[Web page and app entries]
┄┄┄┄┄┄
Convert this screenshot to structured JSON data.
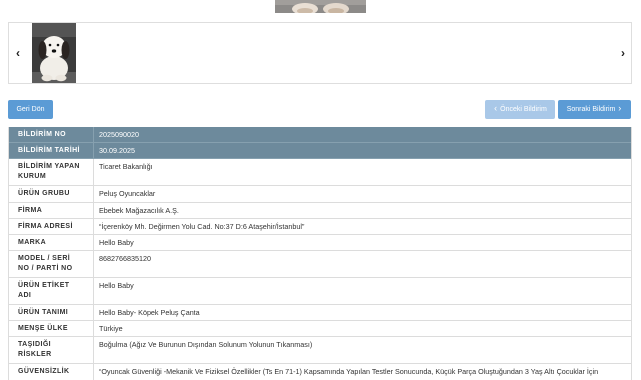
{
  "gallery": {
    "main_image": {
      "icon": "product-photo"
    },
    "prev_icon": "chevron-left-icon",
    "next_icon": "chevron-right-icon",
    "thumbnails": [
      {
        "icon": "plush-dog-thumbnail",
        "selected": true
      }
    ]
  },
  "actions": {
    "back_label": "Geri Dön",
    "prev_label": "Önceki Bildirim",
    "prev_icon": "chevron-left-icon",
    "prev_disabled": true,
    "next_label": "Sonraki Bildirim",
    "next_icon": "chevron-right-icon"
  },
  "details": {
    "rows": [
      {
        "label": [
          "BİLDİRİM NO"
        ],
        "value": "2025090020",
        "highlight": true
      },
      {
        "label": [
          "BİLDİRİM TARİHİ"
        ],
        "value": "30.09.2025",
        "highlight": true
      },
      {
        "label": [
          "BİLDİRİM YAPAN",
          "KURUM"
        ],
        "value": "Ticaret Bakanlığı"
      },
      {
        "label": [
          "ÜRÜN GRUBU"
        ],
        "value": "Peluş Oyuncaklar"
      },
      {
        "label": [
          "FİRMA"
        ],
        "value": "Ebebek Mağazacılık A.Ş."
      },
      {
        "label": [
          "FİRMA ADRESİ"
        ],
        "value": "“İçerenköy Mh. Değirmen Yolu Cad. No:37 D:6 Ataşehir/İstanbul”"
      },
      {
        "label": [
          "MARKA"
        ],
        "value": "Hello Baby"
      },
      {
        "label": [
          "MODEL / SERİ",
          "NO / PARTİ NO"
        ],
        "value": "8682766835120"
      },
      {
        "label": [
          "ÜRÜN ETİKET",
          "ADI"
        ],
        "value": "Hello Baby"
      },
      {
        "label": [
          "ÜRÜN TANIMI"
        ],
        "value": "Hello Baby- Köpek Peluş Çanta"
      },
      {
        "label": [
          "MENŞE ÜLKE"
        ],
        "value": "Türkiye"
      },
      {
        "label": [
          "TAŞIDIĞI",
          "RİSKLER"
        ],
        "value": "Boğulma (Ağız Ve Burunun Dışından Solunum Yolunun Tıkanması)"
      },
      {
        "label": [
          "GÜVENSİZLİK"
        ],
        "value": "“Oyuncak Güvenliği -Mekanik Ve Fiziksel Özellikler (Ts En 71-1) Kapsamında Yapılan Testler Sonucunda, Küçük Parça Oluştuğundan 3 Yaş Altı Çocuklar İçin"
      }
    ]
  },
  "colors": {
    "button": "#5b9bd5",
    "button_disabled": "#a9c8e8",
    "header_row": "#6d8a9c",
    "border": "#dcdcdc",
    "text": "#333333"
  }
}
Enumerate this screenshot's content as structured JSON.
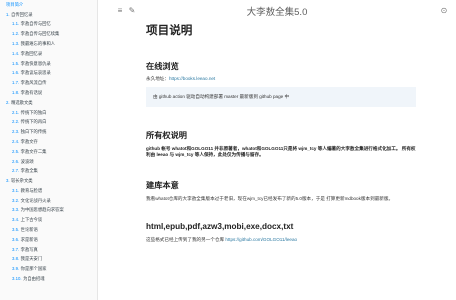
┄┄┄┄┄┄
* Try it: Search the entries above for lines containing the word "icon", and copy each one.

* Response to the exercise:
      "icon": "product-photo"
    "prev_icon": "chevron-left-icon",
    "next_icon": "chevron-right-icon",
        "icon": "plush-dog-thumbnail",
    "prev_icon": "chevron-left-icon",
    "next_icon": "chevron-right-icon"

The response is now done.